9. The announcement of someone being the “first woman” to hold a position has only impressed their parents.

Someone must still care because two days ago the NFL’s first female and first female assistant head coach shaking hands was a widely reported news story.

13. “No means no” has always been morphing, slowly, into “only yes means yes.”

Apparently an Incoherent reference to sexual assault on campus.

17. If you say “around the turn of the century,” they may well ask you, “which one?”

Technology is different now than 18 years ago

24. When they were born, cell phone usage was so expensive that families only used their “bag phones,” usually in cars, for emergencies.

35. At least Mom and Dad had their new Nintendo 64 to help them get through long nights sitting up with the baby.

Prof. John Q. Angry has discussed Messrs. McBride and Nief’s interest in “portraying parents as distracted by things that happened when their children were born.”

46. Their proud parents recorded their first steps on camcorders, mounted on their shoulders like bazookas.

We’re not sure what these ones mean

30. Surgeons have always used “super glue” in the operating room.

36. First Responders have always been heroes.

43. Humans have always had implanted radio frequency ID chips—slightly larger than a grain of rice.

This last item is a serious case of burying the lede. If Messrs. McBride and Nief can prove we have all been implanted with ID chips, they should publish that information in a more reputable source than the Mindset List.

Breaking News: Beloit College Mindset List Link Deleted!

Earlier this afternoon, we reported that the class of 2019 Beloit Mindset List had not been posted on Beloit College’s official Mindset List web page. There was a link to the new list on the Tom McBride and Ron Nief’s Mindset List page. The actual list is here.

However, the link to the list has now been removed from the Mindset List page! The top item is now a blog post from April 9, 2015.

What could have happened to cause Messrs. McBride and Nief to remove the list from their own web site? A change of heart? Righteous hackers? A dispute with Beloit College?

Has Beloit Mindlessness’ goal of destroying the Mindset List finally come to pass? Check here for the latest updates.

UPDATE (8 p.m. Beloit time): Now the page with the previously posted Class of 2019 Mindset List is gone. Because the Mindset List Facebook page has a reference to the list being released Tuesday, the working theory at Beloit Mindlessness headquarters is that either Mr. McBride or Mr. Nief accidentally posted the list early and then took it down. Still, it is fun to imagine more sinister possibilities.

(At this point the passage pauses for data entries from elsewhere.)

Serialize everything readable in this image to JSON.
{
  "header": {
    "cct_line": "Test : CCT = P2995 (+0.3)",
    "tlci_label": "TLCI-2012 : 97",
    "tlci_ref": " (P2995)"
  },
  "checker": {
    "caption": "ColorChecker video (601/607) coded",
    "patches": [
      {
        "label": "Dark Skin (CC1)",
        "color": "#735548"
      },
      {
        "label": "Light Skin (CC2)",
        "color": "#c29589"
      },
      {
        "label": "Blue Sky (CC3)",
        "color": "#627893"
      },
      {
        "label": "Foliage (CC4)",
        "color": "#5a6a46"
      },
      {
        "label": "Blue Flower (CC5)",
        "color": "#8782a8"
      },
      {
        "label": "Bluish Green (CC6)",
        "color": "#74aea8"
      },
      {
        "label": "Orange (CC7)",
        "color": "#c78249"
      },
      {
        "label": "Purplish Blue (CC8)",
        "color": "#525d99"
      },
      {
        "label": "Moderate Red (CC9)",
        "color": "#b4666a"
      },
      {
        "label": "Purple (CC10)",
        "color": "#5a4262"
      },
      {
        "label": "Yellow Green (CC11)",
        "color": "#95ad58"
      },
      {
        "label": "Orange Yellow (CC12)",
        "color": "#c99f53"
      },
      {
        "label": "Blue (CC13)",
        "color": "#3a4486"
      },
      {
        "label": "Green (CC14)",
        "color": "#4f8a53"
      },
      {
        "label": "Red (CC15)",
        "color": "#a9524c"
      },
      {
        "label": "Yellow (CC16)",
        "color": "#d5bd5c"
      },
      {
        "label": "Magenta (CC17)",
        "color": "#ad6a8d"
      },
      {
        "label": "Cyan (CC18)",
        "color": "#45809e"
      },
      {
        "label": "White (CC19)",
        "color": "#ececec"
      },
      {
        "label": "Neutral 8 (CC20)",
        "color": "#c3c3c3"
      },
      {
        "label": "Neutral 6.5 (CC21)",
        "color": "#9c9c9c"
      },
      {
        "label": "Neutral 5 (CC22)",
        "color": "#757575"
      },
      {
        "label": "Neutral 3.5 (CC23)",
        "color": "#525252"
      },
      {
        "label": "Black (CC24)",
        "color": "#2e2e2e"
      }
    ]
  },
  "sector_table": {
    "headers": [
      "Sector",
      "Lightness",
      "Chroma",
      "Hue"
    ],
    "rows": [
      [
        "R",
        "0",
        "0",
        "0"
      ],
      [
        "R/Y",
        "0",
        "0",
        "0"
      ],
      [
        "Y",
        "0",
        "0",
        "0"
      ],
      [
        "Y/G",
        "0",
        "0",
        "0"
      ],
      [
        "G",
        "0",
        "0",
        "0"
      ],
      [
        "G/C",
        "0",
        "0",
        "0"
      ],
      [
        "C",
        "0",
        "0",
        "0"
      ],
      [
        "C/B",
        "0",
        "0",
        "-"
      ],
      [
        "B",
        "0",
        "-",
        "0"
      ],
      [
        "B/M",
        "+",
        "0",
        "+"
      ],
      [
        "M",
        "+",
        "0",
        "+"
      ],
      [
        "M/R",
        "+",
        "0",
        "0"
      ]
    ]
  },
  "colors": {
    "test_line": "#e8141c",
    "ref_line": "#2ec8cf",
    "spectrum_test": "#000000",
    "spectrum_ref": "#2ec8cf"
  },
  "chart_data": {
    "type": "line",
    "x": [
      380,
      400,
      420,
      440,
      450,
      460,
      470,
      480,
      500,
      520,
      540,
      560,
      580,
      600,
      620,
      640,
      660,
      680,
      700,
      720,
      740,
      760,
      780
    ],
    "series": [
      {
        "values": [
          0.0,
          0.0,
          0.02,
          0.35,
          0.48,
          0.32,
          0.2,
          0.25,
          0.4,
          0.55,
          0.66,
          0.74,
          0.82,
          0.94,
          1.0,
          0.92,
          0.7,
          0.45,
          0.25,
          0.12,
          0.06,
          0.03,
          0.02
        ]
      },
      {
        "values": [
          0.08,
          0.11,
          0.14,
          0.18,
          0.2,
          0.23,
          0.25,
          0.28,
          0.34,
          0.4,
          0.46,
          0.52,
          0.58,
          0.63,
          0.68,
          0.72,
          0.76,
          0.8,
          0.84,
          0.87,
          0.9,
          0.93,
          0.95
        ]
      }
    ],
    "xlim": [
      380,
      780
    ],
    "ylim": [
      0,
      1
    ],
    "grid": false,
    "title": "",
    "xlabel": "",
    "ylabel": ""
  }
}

UPDATE (1:30 a.m. Beloit time): The Mindset gurus have just put the list back up at Beloit College and their own Mindset page.

First Thoughts on the Class of 2019 Mindset List: Even Beloit College Is Over the Mindset List

I’m still disgruntled about the Beloit College Mindset List, but does anyone else care anymore? What was so irritating about the list was not just that it was a “a poorly written compendium of trivia, stereotypes and lazy generalizations, insulting to both students and their professors, and based on nothing more than the uninformed speculation of its authors” (to quote our blog’s purpose statement), but that journalists took it seriously. But at the introduction of the Class of 2017 list (two years ago), there seemed to be more widespread skepticism and mockery of the list (including from this blog). And last year, there seemed to be much less attention paid to the list.

It turns out even Beloit College can’t be bothered with the list anymore. As of 4 p.m. (Beloit time) on the day of its release, the Beloit College Mindset List web page hasn’t bothered to post the new list. It still features the Class of 2018 list.

To find the Class of 2019 list, you need to visit the page set up by list creators Tom McBride and Ron Nief. (If anyone knows the back story behind the college’s lack of interest in the list, please let us know.)

As for the list items themselves, they are the same mix of trivia most 18 year-olds neither know nor care about, various things that happened in 1997, and items in desperate need of editing. If I can work up enough disgruntlement and carve out some time from actual academic work, I’ll write about some of the individual items later.

UPDATE: The link on the Mindset web site has been deleted! The page with the list still exists here.